**WHAT IS BEING ASKED:** Check each line of the data for the string "this". Report how many have it, and give nothing else.

[Stored records]
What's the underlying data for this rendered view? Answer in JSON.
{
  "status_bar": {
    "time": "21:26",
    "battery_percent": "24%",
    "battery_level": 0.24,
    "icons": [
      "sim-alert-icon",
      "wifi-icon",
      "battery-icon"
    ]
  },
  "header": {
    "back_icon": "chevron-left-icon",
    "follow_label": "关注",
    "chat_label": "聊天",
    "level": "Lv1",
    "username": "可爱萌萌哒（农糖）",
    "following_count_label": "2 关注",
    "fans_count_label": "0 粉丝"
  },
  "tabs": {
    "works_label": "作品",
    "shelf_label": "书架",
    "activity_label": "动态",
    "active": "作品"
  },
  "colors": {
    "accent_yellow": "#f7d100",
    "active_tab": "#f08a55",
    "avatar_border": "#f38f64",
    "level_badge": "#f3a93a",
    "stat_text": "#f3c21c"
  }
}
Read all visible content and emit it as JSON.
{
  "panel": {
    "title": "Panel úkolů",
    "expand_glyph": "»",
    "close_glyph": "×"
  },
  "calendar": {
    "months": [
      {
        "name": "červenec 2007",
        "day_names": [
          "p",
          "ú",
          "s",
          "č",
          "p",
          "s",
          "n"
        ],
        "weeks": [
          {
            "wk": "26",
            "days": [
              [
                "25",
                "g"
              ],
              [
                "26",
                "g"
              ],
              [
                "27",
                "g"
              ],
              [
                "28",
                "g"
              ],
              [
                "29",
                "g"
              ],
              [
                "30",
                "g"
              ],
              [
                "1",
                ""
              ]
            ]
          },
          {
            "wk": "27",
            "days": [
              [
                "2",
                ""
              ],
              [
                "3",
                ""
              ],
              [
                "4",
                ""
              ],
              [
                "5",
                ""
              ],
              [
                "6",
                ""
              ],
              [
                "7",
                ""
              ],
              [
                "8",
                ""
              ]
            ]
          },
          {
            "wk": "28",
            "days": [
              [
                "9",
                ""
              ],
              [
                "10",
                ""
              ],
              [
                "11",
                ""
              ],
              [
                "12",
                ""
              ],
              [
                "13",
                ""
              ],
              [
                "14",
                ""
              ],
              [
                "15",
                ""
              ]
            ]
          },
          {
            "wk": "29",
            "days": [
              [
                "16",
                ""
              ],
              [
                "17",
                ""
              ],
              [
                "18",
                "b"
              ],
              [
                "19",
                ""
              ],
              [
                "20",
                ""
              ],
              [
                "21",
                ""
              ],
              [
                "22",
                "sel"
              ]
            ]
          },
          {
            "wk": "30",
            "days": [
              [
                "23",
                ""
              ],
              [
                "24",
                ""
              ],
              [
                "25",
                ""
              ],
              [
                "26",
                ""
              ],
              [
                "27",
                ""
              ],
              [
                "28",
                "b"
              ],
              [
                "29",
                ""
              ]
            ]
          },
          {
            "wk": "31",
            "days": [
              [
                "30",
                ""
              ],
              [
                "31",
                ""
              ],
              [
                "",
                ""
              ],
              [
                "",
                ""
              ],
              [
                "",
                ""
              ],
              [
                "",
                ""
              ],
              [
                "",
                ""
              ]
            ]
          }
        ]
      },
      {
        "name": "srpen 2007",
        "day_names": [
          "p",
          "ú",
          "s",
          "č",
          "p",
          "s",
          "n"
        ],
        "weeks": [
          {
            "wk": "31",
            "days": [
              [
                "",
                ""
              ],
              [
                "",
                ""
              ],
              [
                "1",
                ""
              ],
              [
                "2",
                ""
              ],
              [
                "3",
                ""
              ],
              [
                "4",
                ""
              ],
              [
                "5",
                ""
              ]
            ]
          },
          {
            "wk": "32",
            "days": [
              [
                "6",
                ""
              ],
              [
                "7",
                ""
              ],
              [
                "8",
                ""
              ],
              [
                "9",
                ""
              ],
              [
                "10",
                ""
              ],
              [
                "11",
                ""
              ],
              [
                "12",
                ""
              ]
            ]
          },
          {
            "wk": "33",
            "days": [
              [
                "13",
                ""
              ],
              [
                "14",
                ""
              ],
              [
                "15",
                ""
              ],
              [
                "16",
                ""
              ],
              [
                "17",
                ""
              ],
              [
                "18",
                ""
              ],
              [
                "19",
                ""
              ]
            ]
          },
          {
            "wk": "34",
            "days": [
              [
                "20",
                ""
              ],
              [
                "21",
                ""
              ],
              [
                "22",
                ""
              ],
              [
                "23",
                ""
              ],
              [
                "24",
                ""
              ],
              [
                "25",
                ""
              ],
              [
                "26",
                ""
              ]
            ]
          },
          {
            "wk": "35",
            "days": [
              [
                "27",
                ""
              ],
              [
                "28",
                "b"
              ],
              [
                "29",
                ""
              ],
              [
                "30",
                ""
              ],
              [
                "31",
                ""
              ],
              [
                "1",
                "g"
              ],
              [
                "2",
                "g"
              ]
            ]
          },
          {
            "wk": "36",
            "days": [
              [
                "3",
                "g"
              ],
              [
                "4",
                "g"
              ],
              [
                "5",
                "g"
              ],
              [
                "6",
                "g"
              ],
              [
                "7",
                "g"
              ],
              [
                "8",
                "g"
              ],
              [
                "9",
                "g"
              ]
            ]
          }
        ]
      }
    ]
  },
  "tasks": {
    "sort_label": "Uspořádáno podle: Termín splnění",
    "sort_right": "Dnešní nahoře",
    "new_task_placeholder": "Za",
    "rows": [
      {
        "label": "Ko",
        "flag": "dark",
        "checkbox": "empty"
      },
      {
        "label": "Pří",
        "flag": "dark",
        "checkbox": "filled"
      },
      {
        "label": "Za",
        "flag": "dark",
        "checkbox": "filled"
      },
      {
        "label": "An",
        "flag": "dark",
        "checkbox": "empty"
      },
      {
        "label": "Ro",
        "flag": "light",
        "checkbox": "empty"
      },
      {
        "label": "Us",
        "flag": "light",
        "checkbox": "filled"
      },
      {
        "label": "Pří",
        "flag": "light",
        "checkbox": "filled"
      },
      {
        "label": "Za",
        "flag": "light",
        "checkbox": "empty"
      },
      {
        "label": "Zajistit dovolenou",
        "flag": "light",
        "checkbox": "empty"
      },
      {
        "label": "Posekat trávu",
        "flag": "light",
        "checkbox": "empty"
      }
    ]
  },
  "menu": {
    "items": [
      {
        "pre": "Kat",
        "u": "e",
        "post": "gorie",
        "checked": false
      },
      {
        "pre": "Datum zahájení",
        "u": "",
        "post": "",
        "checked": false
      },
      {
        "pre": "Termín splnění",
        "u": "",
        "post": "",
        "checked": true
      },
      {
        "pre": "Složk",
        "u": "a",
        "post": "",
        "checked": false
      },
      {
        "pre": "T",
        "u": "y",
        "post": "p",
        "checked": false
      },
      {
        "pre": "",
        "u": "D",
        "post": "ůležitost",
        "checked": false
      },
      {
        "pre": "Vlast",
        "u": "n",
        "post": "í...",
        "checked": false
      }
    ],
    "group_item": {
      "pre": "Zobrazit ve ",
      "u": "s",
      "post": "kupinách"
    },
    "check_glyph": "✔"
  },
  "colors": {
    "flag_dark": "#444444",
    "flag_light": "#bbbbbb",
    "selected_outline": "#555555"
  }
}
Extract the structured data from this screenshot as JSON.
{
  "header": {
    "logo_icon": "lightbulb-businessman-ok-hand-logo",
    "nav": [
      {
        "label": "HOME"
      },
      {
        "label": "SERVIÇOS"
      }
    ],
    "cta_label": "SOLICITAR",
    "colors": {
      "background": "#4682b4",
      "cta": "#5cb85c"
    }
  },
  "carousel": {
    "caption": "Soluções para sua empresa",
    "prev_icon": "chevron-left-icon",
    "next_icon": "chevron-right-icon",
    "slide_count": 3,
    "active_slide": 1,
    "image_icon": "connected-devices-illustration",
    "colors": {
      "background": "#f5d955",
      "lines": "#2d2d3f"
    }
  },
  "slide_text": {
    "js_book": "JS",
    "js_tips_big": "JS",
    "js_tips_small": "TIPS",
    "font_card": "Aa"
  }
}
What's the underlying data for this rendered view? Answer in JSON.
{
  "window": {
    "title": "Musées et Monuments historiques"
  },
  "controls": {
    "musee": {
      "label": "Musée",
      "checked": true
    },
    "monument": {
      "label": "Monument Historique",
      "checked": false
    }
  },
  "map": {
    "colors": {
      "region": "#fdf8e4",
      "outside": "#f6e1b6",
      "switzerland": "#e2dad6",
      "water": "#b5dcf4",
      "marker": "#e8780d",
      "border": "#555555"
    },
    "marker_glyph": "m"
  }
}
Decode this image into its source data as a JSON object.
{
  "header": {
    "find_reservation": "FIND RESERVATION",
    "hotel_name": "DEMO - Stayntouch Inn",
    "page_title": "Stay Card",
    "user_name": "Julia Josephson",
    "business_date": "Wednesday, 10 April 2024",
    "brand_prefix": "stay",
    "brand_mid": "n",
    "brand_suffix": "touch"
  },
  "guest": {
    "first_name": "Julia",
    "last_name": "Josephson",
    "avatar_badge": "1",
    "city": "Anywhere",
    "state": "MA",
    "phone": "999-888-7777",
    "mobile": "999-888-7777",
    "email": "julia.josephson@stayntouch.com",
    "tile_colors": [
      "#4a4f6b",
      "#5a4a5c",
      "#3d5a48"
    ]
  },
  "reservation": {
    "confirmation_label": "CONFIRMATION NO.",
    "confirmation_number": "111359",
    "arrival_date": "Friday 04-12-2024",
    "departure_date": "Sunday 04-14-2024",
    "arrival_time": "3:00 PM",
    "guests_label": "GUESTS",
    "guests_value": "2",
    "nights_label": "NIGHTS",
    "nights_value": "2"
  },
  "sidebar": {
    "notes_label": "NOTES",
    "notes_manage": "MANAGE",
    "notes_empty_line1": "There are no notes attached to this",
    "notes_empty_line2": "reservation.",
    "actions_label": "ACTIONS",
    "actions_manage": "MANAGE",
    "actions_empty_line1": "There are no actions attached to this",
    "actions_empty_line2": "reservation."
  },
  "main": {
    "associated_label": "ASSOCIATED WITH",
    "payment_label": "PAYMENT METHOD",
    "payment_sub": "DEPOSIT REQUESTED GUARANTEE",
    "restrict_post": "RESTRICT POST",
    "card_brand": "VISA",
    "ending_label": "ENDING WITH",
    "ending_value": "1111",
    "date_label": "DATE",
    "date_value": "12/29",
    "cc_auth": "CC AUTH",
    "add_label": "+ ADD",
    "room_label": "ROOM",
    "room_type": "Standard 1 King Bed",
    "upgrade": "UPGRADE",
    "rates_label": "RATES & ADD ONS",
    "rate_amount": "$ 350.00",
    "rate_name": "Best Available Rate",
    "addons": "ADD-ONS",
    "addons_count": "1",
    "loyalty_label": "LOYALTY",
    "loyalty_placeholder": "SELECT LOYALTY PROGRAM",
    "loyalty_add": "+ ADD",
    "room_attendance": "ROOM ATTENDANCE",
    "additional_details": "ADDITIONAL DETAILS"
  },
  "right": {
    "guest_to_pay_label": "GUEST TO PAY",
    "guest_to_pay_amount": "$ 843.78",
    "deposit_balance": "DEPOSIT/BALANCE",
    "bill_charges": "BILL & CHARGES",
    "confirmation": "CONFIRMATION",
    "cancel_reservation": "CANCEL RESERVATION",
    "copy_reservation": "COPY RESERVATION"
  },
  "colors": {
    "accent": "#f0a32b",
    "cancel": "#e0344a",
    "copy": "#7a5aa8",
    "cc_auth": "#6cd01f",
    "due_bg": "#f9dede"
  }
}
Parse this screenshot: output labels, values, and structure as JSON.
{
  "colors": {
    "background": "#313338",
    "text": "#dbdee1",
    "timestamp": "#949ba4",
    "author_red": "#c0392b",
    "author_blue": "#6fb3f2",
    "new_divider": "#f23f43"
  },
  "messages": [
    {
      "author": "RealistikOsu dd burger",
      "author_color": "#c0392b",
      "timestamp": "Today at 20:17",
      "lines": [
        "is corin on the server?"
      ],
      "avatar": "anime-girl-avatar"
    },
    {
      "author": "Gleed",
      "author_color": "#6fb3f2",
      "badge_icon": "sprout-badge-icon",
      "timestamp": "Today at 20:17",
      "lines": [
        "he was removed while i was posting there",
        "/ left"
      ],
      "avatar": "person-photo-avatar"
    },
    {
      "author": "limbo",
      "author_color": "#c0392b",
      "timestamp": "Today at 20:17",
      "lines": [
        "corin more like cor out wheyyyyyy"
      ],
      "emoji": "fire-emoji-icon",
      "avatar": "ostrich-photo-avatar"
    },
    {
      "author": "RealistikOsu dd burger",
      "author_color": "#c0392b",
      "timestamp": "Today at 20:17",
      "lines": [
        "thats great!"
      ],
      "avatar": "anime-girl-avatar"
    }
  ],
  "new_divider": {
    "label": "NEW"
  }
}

**YOUR RESPONSE:** 7